Kruger National Park in South Africa is a key homeland for wild rhino. Alas, all too often, these amazing creatures are not alone in their natural habitat, and are being stalked - by poachers. Groups of poachers move silently through the night, armed with rifles and cutting tools. They have one simple, brutal goal – to kill the rhino and take their precious horns. And in the vastness of a 2 million hectare park, they can be hard to spot and stop.
However, a major new technical breakthrough is now helping counter-poaching efforts. A new wide-area surveillance technology which uses specialised long-range optics has been developed. This innovative system – created through a partnership between South African National Parks, Peace Parks Foundation and South Africa's Council for Scientific and Industrial Research – was officially put into operation in January.
The first production model of this new surveillance tool was funded by players of People's Postcode Lottery. The technology has been called the Postcode Meerkat. During its first two weeks of operation, the Postcode Meerkat was used to successfully stop attacks by five poaching groups, leading to arrests. On Valentine's Day, whilst the rest of the world enjoyed time with their loved ones, Kruger National Park rangers spent the night protecting the wildlife they hold dear. That evening, the Postcode Meerkat detected three separate groups - an alarming 14 poachers in total - moving into the rhino heartland from different directions. Through coordinated operations, the activities of all three groups were disrupted, and rifles and sets of poaching equipment were retrieved. Although no arrests were made on this occasion, if the Meerkat had not been monitoring that night, four to eight rhino would likely have been killed.
This is the first time that this kind of technology has been applied in a counter-poaching role in a bushveld environment, which makes the system unique. Smart thinking in its development allows it to differentiate between humans and animals. The system gives early warnings which allow rapid responses from rangers inside the park. This will support the proactive apprehension of poachers, which could save the lives of both humans and animals. The system has also been designed to be mobile so can be deployed to prevent poaching crisis zones developing.

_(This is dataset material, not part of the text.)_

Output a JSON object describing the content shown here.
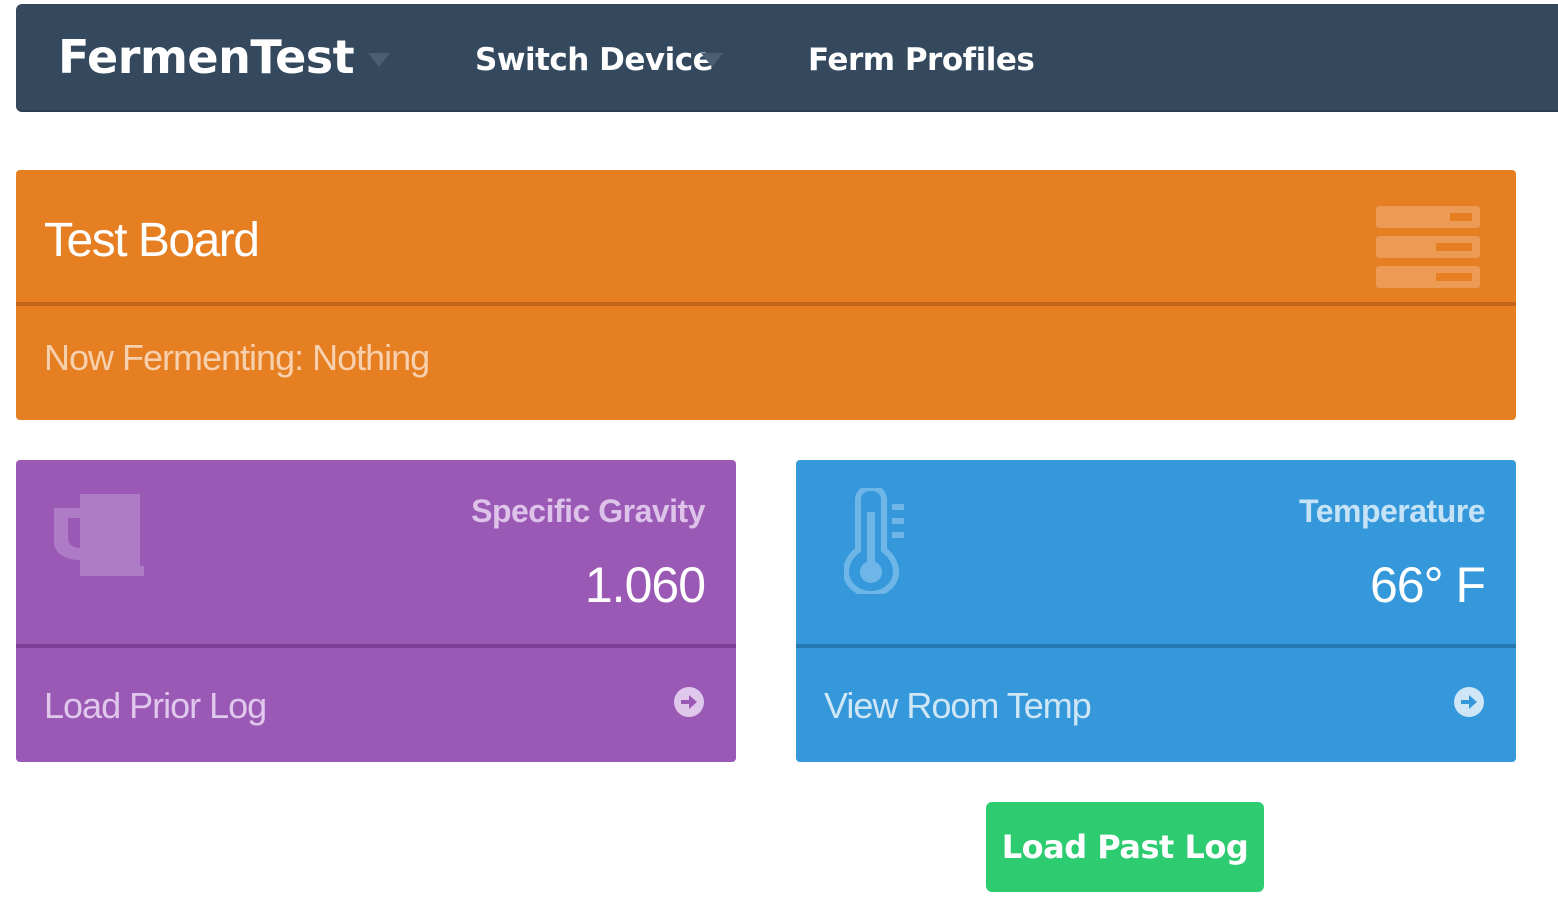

The current system - although operational and well proving its worth - is still in a development phase. Efforts are ongoing to optimize and expand its functionality, as well as to fine tune the way in which the system is integrated into Kruger National Park's reaction force and counter-poaching strategies. Thanks to all our players for their support in making vital projects like the Postcode Meerkat happen. Your help and generosity is saving the lives of these majestic wild animals.